» Given records
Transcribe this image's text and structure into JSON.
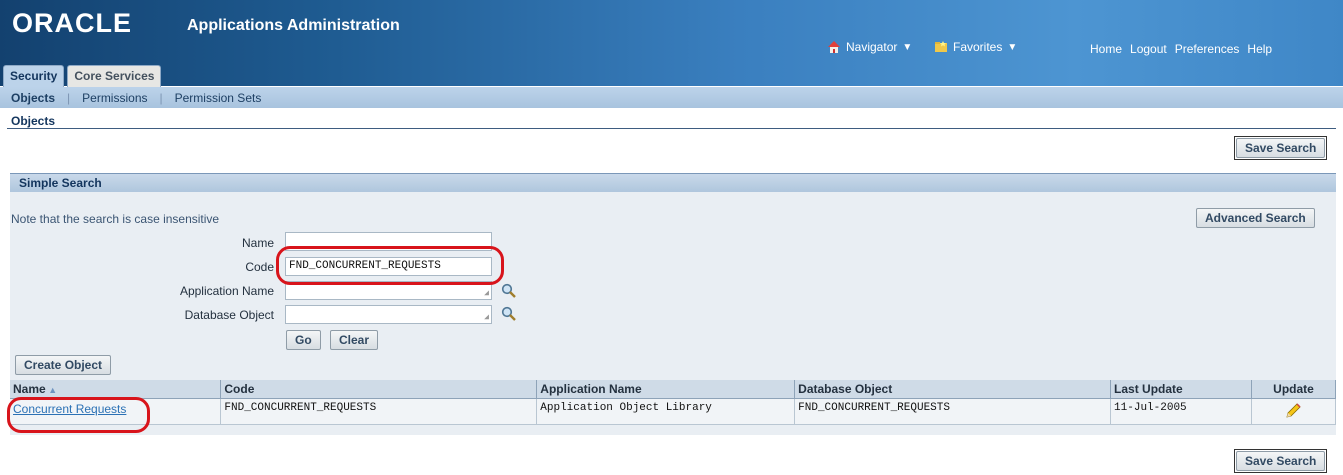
{
  "header": {
    "logo": "ORACLE",
    "app_title": "Applications Administration",
    "navigator": "Navigator",
    "favorites": "Favorites",
    "links": [
      "Home",
      "Logout",
      "Preferences",
      "Help"
    ]
  },
  "tabs": [
    {
      "label": "Security",
      "active": true
    },
    {
      "label": "Core Services",
      "active": false
    }
  ],
  "subnav": [
    "Objects",
    "Permissions",
    "Permission Sets"
  ],
  "page_title": "Objects",
  "save_search_label": "Save Search",
  "simple_search": {
    "title": "Simple Search",
    "note": "Note that the search is case insensitive",
    "advanced_label": "Advanced Search",
    "fields": {
      "name": {
        "label": "Name",
        "value": ""
      },
      "code": {
        "label": "Code",
        "value": "FND_CONCURRENT_REQUESTS"
      },
      "app_name": {
        "label": "Application Name",
        "value": ""
      },
      "db_object": {
        "label": "Database Object",
        "value": ""
      }
    },
    "go_label": "Go",
    "clear_label": "Clear",
    "create_label": "Create Object"
  },
  "results": {
    "columns": [
      "Name",
      "Code",
      "Application Name",
      "Database Object",
      "Last Update",
      "Update"
    ],
    "rows": [
      {
        "name": "Concurrent Requests",
        "code": "FND_CONCURRENT_REQUESTS",
        "app_name": "Application Object Library",
        "db_object": "FND_CONCURRENT_REQUESTS",
        "last_update": "11-Jul-2005"
      }
    ]
  },
  "colors": {
    "highlight": "#d8141b",
    "header_dark": "#13416f",
    "link": "#2b71b5"
  }
}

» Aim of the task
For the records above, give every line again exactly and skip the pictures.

» Response to the exercise
Transcribe this image's text and structure into JSON.
{
  "header": {
    "logo": "ORACLE",
    "app_title": "Applications Administration",
    "navigator": "Navigator",
    "favorites": "Favorites",
    "links": [
      "Home",
      "Logout",
      "Preferences",
      "Help"
    ]
  },
  "tabs": [
    {
      "label": "Security",
      "active": true
    },
    {
      "label": "Core Services",
      "active": false
    }
  ],
  "subnav": [
    "Objects",
    "Permissions",
    "Permission Sets"
  ],
  "page_title": "Objects",
  "save_search_label": "Save Search",
  "simple_search": {
    "title": "Simple Search",
    "note": "Note that the search is case insensitive",
    "advanced_label": "Advanced Search",
    "fields": {
      "name": {
        "label": "Name",
        "value": ""
      },
      "code": {
        "label": "Code",
        "value": "FND_CONCURRENT_REQUESTS"
      },
      "app_name": {
        "label": "Application Name",
        "value": ""
      },
      "db_object": {
        "label": "Database Object",
        "value": ""
      }
    },
    "go_label": "Go",
    "clear_label": "Clear",
    "create_label": "Create Object"
  },
  "results": {
    "columns": [
      "Name",
      "Code",
      "Application Name",
      "Database Object",
      "Last Update",
      "Update"
    ],
    "rows": [
      {
        "name": "Concurrent Requests",
        "code": "FND_CONCURRENT_REQUESTS",
        "app_name": "Application Object Library",
        "db_object": "FND_CONCURRENT_REQUESTS",
        "last_update": "11-Jul-2005"
      }
    ]
  },
  "colors": {
    "highlight": "#d8141b",
    "header_dark": "#13416f",
    "link": "#2b71b5"
  }
}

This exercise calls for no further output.